> TASK STATEMENT:
The expected response is a copy of every line in the entries below that includes the word "Godpa".

[[ DATA SUPPLIED open ]]

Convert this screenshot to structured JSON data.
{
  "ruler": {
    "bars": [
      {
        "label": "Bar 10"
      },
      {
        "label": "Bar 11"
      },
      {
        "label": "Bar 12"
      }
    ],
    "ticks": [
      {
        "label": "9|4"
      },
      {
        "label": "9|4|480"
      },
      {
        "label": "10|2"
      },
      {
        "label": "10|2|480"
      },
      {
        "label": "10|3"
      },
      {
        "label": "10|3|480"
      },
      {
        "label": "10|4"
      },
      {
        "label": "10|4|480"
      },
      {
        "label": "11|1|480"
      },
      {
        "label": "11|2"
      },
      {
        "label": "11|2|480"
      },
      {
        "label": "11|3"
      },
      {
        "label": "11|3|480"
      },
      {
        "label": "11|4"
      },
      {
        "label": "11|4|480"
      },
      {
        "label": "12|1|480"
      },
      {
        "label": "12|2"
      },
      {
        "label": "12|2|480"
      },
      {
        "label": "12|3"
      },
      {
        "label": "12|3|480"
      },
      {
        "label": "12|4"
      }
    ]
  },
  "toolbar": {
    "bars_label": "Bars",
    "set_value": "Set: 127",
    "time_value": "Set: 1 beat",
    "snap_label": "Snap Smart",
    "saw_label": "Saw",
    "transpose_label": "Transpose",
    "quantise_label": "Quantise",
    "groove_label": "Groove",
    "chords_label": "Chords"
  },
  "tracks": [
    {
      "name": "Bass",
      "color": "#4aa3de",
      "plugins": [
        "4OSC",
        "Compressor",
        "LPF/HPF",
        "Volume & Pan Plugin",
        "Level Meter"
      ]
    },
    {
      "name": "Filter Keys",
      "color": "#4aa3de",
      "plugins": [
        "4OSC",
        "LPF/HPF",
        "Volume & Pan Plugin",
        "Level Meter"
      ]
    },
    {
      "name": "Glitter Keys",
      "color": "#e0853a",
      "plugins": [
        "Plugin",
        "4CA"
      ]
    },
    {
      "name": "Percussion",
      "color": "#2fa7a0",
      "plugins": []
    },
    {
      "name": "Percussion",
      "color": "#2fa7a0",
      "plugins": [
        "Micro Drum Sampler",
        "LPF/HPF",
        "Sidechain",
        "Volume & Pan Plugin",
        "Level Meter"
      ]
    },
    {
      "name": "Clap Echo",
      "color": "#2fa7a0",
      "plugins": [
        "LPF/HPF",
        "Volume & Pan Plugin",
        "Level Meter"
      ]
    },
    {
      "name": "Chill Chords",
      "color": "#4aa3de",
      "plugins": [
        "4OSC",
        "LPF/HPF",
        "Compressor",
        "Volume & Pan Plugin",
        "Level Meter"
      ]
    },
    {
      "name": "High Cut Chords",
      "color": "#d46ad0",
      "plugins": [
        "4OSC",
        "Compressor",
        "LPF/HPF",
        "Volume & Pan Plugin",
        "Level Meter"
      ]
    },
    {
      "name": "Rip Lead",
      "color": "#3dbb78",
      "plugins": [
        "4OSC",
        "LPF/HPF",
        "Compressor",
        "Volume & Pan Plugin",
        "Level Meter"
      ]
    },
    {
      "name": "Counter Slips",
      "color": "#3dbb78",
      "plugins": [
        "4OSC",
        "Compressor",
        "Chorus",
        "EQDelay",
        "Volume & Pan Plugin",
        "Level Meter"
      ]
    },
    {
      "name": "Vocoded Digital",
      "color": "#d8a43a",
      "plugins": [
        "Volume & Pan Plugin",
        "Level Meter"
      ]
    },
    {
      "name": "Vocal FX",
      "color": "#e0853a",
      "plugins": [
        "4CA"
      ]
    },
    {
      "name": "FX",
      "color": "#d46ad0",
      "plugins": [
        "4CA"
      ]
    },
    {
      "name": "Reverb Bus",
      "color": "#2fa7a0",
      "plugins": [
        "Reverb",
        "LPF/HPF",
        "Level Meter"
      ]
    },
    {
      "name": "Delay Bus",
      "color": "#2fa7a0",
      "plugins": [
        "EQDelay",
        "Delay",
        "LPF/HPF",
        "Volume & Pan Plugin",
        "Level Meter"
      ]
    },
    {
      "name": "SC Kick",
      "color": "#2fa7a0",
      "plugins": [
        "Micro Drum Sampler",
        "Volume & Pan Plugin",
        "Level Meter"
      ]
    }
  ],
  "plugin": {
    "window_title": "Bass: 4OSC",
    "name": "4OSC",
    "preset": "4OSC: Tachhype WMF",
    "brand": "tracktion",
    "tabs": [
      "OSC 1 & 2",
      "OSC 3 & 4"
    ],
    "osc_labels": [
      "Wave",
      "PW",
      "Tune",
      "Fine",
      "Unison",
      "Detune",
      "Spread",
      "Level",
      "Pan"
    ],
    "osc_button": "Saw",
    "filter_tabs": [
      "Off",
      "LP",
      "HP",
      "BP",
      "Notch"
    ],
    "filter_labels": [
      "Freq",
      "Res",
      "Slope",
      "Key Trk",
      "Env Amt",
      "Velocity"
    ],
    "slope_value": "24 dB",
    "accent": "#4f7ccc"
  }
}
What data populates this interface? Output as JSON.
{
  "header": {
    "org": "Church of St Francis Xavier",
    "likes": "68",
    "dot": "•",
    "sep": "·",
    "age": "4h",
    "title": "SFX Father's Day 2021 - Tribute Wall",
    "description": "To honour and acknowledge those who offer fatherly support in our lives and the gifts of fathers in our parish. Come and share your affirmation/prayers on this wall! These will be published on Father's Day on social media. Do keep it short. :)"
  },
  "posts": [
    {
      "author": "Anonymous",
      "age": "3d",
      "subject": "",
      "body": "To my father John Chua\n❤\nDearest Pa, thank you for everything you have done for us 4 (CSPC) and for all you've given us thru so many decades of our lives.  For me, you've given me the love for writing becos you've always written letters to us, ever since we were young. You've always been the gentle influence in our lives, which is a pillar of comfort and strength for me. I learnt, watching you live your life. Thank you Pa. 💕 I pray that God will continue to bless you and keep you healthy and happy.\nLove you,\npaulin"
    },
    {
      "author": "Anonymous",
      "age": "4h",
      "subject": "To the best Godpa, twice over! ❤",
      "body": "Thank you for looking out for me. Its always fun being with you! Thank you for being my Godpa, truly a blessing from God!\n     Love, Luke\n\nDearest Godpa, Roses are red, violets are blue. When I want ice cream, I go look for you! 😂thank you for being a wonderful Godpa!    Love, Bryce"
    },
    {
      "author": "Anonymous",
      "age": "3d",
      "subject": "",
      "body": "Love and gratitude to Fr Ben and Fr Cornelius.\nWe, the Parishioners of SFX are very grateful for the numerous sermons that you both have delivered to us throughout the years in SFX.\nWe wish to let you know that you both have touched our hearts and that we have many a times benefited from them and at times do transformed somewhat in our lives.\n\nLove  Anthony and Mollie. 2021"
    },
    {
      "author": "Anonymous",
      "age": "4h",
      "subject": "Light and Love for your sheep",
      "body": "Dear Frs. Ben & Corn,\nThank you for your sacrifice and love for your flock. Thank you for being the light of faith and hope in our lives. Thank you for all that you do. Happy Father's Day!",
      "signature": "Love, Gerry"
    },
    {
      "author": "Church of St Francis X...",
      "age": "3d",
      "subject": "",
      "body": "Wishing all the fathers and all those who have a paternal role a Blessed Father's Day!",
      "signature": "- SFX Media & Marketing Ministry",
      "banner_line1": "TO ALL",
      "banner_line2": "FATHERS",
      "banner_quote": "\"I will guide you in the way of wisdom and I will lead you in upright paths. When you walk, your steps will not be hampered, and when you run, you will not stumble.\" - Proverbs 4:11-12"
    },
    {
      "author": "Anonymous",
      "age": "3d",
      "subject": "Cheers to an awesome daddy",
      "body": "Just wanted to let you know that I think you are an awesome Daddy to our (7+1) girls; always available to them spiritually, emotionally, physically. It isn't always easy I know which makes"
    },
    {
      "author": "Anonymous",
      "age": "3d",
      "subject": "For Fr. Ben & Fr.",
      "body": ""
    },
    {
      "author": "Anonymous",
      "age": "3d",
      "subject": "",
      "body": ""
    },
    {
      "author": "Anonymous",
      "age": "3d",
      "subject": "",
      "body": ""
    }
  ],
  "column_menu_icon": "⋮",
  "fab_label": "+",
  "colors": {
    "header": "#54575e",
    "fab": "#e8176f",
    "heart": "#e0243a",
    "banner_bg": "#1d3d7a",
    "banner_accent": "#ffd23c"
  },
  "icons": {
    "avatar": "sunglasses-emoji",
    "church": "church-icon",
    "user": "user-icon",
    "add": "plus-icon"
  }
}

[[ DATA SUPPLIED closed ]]

> RESPONSE TO THE EXERCISE:
      "subject": "To the best Godpa, twice over! ❤",
      "body": "Thank you for looking out for me. Its always fun being with you! Thank you for being my Godpa, truly a blessing from God!\n     Love, Luke\n\nDearest Godpa, Roses are red, violets are blue. When I want ice cream, I go look for you! 😂thank you for being a wonderful Godpa!    Love, Bryce"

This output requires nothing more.